The Summer Solstice is the tenth solar term of the twenty-four solar terms in China, which typically falls between June 20th to 22nd in the Gregorian calendar, this year it falls on June 21st. On the day of the Summer Solstice the Northern Hemisphere experiences the longest period of daylight. The higher latitudes, the longer daylight period.
On this day in Denmark, the sun reaches both its highest and northernmost points in the sky, resulting in the longest day and the shortest night of the year. In Denmark this day is called Midsummer. The Danes celebrate this day on the evening of June 23 also known as Sankt Hans Aften (St. John’s Eve). It is typically marked by the burning of huge bonfires with a witch atop, and as it burns the community sings traditional songs. Historically the day was associated with symbolism, magic and superstitions. Since the 1920s, bonfires have been topped with a puppet resembling a witch to symbolize the burning of all things evil. On the evening of Sankt Hans across the beaches and lake areas there are big public and private gatherings with speeches, picnics and traditional songs which culminate with the burning of the bonfire.
In China, summer solstice is a season for wheat harvest. After harvesting, farmers in some regions host the grand festival, showing their gratitude to gods and their eagerness to see bumper autumn harvest by offering sacrifices to gods and ancestors.

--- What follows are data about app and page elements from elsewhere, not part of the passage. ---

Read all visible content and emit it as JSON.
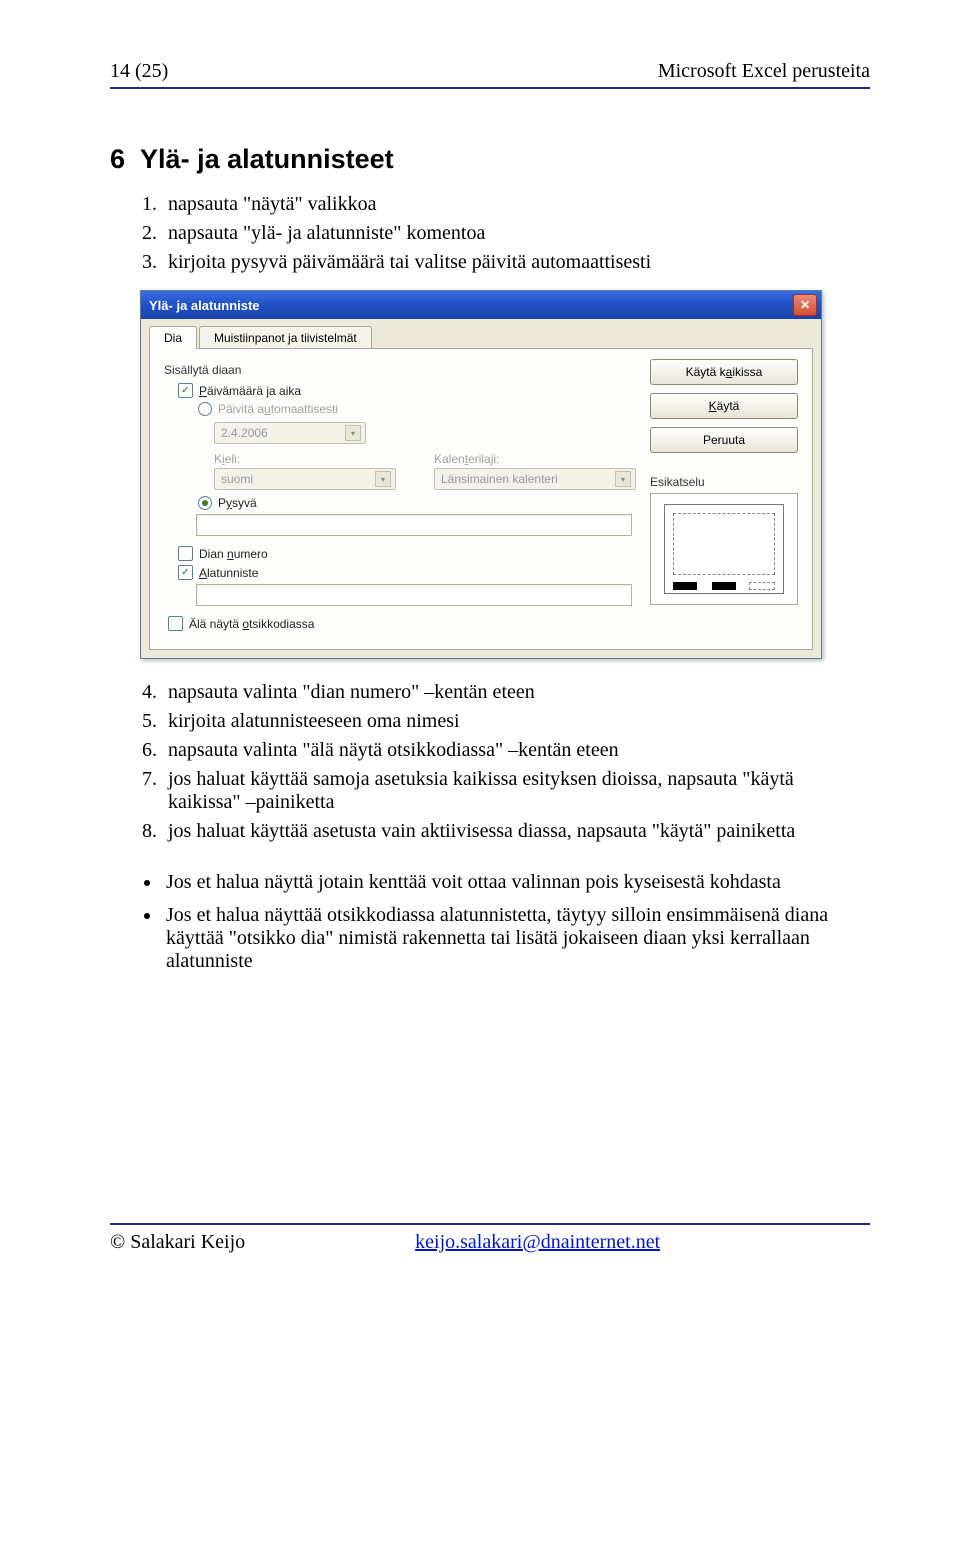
{
  "header": {
    "page": "14 (25)",
    "doc_title": "Microsoft Excel perusteita"
  },
  "section": {
    "number": "6",
    "title": "Ylä- ja alatunnisteet"
  },
  "steps_before": [
    "napsauta \"näytä\" valikkoa",
    "napsauta \"ylä- ja alatunniste\" komentoa",
    "kirjoita pysyvä päivämäärä tai valitse päivitä automaattisesti"
  ],
  "dialog": {
    "title": "Ylä- ja alatunniste",
    "close_label": "✕",
    "tabs": {
      "active": "Dia",
      "secondary": "Muistiinpanot ja tiivistelmät"
    },
    "buttons": {
      "apply_all": "Käytä kaikissa",
      "apply": "Käytä",
      "cancel": "Peruuta"
    },
    "group_label": "Sisällytä diaan",
    "opts": {
      "datetime": "Päivämäärä ja aika",
      "auto_update": "Päivitä automaattisesti",
      "date_value": "2.4.2006",
      "lang_label": "Kieli:",
      "lang_value": "suomi",
      "cal_label": "Kalenterilaji:",
      "cal_value": "Länsimainen kalenteri",
      "fixed": "Pysyvä",
      "slide_number": "Dian numero",
      "footer": "Alatunniste",
      "dont_show_title": "Älä näytä otsikkodiassa"
    },
    "preview_label": "Esikatselu"
  },
  "steps_after": [
    "napsauta valinta \"dian numero\" –kentän eteen",
    "kirjoita alatunnisteeseen oma nimesi",
    "napsauta valinta \"älä näytä otsikkodiassa\" –kentän eteen",
    "jos haluat käyttää samoja asetuksia kaikissa esityksen dioissa, napsauta \"käytä kaikissa\" –painiketta",
    "jos haluat käyttää asetusta vain aktiivisessa diassa, napsauta \"käytä\" painiketta"
  ],
  "bullets": [
    "Jos et halua näyttä jotain kenttää voit ottaa valinnan pois kyseisestä kohdasta",
    "Jos et halua näyttää otsikkodiassa alatunnistetta, täytyy silloin ensimmäisenä diana käyttää \"otsikko dia\" nimistä rakennetta tai lisätä jokaiseen diaan yksi kerrallaan alatunniste"
  ],
  "footer": {
    "author": "© Salakari Keijo",
    "email": "keijo.salakari@dnainternet.net"
  }
}
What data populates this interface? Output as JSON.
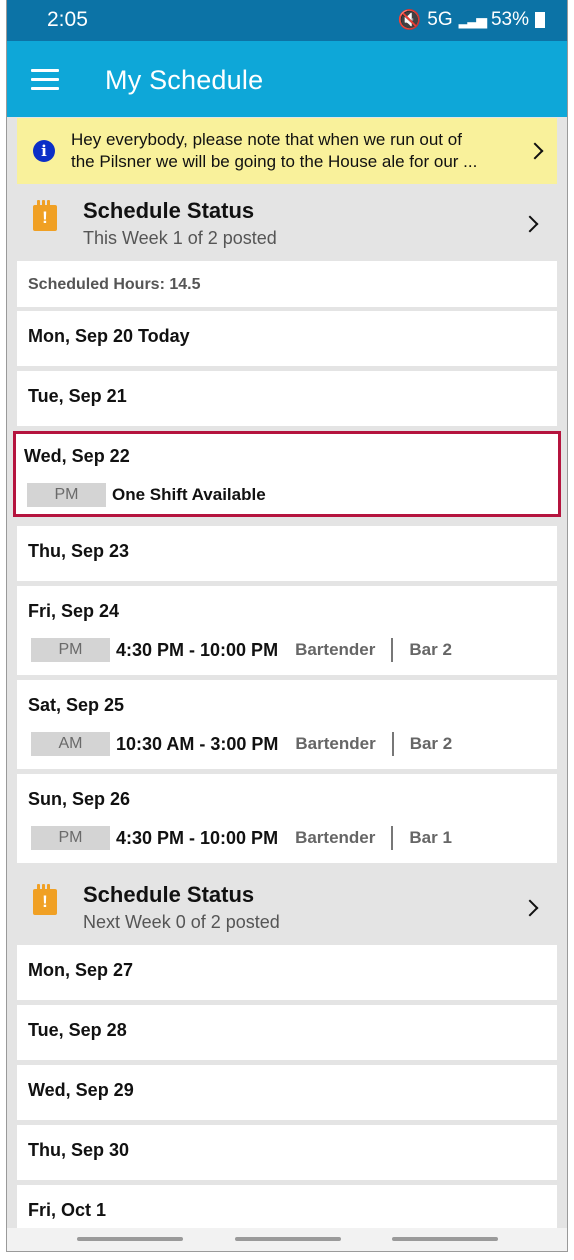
{
  "status_bar": {
    "time": "2:05",
    "network": "5G",
    "battery": "53%"
  },
  "app_bar": {
    "title": "My Schedule"
  },
  "notice": {
    "line1": "Hey everybody, please note that when we run out of",
    "line2": "the Pilsner we will be going to the House ale for our ..."
  },
  "this_week": {
    "title": "Schedule Status",
    "subtitle": "This Week 1 of 2 posted",
    "scheduled_hours": "Scheduled Hours: 14.5",
    "days": [
      {
        "date": "Mon, Sep 20 Today"
      },
      {
        "date": "Tue, Sep 21"
      },
      {
        "date": "Wed, Sep 22",
        "shift": {
          "period": "PM",
          "text": "One Shift Available"
        }
      },
      {
        "date": "Thu, Sep 23"
      },
      {
        "date": "Fri, Sep 24",
        "shift": {
          "period": "PM",
          "time": "4:30 PM - 10:00 PM",
          "role": "Bartender",
          "location": "Bar 2"
        }
      },
      {
        "date": "Sat, Sep 25",
        "shift": {
          "period": "AM",
          "time": "10:30 AM - 3:00 PM",
          "role": "Bartender",
          "location": "Bar 2"
        }
      },
      {
        "date": "Sun, Sep 26",
        "shift": {
          "period": "PM",
          "time": "4:30 PM - 10:00 PM",
          "role": "Bartender",
          "location": "Bar 1"
        }
      }
    ]
  },
  "next_week": {
    "title": "Schedule Status",
    "subtitle": "Next Week 0 of 2 posted",
    "days": [
      {
        "date": "Mon, Sep 27"
      },
      {
        "date": "Tue, Sep 28"
      },
      {
        "date": "Wed, Sep 29"
      },
      {
        "date": "Thu, Sep 30"
      },
      {
        "date": "Fri, Oct 1"
      }
    ]
  },
  "colors": {
    "header": "#0ea7d8",
    "status_bar": "#0c73a6",
    "notice": "#f9f19b",
    "selected_border": "#b5143e",
    "warning_icon": "#f0a024"
  }
}
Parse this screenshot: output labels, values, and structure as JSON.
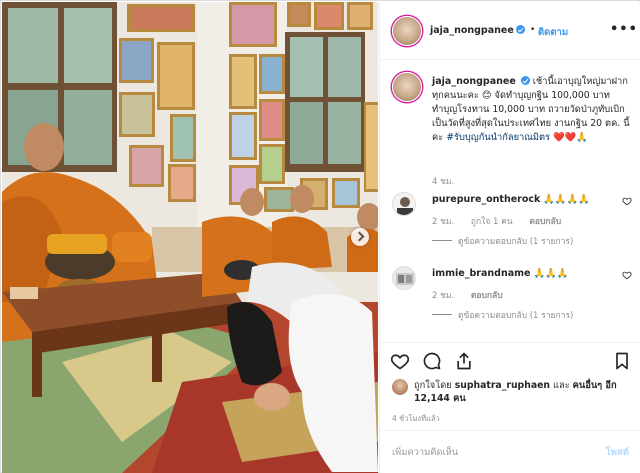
{
  "header": {
    "username": "jaja_nongpanee",
    "separator": "•",
    "follow_label": "ติดตาม",
    "more_label": "•••"
  },
  "caption": {
    "username": "jaja_nongpanee",
    "text": "เช้านี้เอาบุญใหญ่มาฝากทุกคนนะคะ 😊 จัดทำบุญกฐิน 100,000 บาท ทำบุญโรงทาน 10,000 บาท ถวายวัดป่าภูทับเบิก เป็นวัดที่สูงที่สุดในประเทศไทย งานกฐิน 20 ตค. นี้คะ",
    "hashtag": "#รับบุญกันนำกัลยาณมิตร",
    "emoji_tail": "❤️❤️🙏",
    "time": "4 ชม."
  },
  "comments": [
    {
      "username": "purepure_ontherock",
      "text": "🙏🙏🙏🙏",
      "time": "2 ชม.",
      "likes": "ถูกใจ 1 คน",
      "reply_label": "ตอบกลับ",
      "view_replies": "ดูข้อความตอบกลับ (1 รายการ)"
    },
    {
      "username": "immie_brandname",
      "text": "🙏🙏🙏",
      "time": "2 ชม.",
      "likes": "",
      "reply_label": "ตอบกลับ",
      "view_replies": "ดูข้อความตอบกลับ (1 รายการ)"
    }
  ],
  "likes": {
    "prefix": "ถูกใจโดย",
    "user": "suphatra_ruphaen",
    "and": "และ",
    "others": "คนอื่นๆ อีก 12,144 คน"
  },
  "post_time": "4 ชั่วโมงที่แล้ว",
  "add_comment": {
    "placeholder": "เพิ่มความคิดเห็น",
    "post_label": "โพสต์"
  },
  "colors": {
    "link_blue": "#3897f0",
    "post_disabled": "#b3dbff",
    "muted": "#8e8e8e"
  }
}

Since ancient times, eating noodles has been an important custom in many regions of China during the summer solstice. Since the new wheat has been harvested on summer solstice, so by eating noodles during this day also allow people to taste the new wheat harvest. As the classic saying goes, the winter solstice is a time for dumplings and the summer solstice is a time for noodles. Beijingers pay special attention to eat noodles with soybean paste, served with greens, carrots and other vegetables on the day of the summer solstice, because during the summer season the yang energy is very high inside the body compared to outside the body. After the summer solstice, the yang energy and the yin energy inter-transform. The yin energy increases inside the body, so the diet shall aim to relieving heat and increasing appetite. Therefore, you shall eat more bitter foods in order to restore the body.
After the summer solstice, the temperature gradually increases, and the body sweat rate will also increase, so it means that the body needs a larger water requirement. In this regard, you can also adjust the diet, such as drinking Mung Bean Soup, salt water and so on. It is important to note that you shall not drink too much of Mung Bean Soup, nor drink it like drinking water. Also, people with cold and weak constitutions are not suitable for drinking Mung Bean Soup.
The theory of Zhouyi believes that summer belongs to fire and corresponds to the heart of the five internal organs. Therefore, after the summer solstice, you shall focus on heart nourishing. The summer is hot and it is often distracting, and when you get annoyed it will make you even hotter, which can affect the body’s functional activities, resulting in many adverse spiritual effects. As the saying goes in Chinese: “A calm heart keeps you cool”, therefore, you should be good at adjustment, sit more and eliminate distractions.
Chinese folks divide the 15 days after the Summer Solstice into three “periods”, usually the first three days as the first period, five days after as the second period, and the last seven days as the third period. During those periods, the temperature in most parts of China is relatively high. Also, there is sufficient sunshine, the crops grow rapidly, and both physiological and ecological water requirements are high. At this time, precipitation has a great impact on agricultural output, and there is a saying that “a raindrop in Summer Solstice worth a thousand pieces of gold.”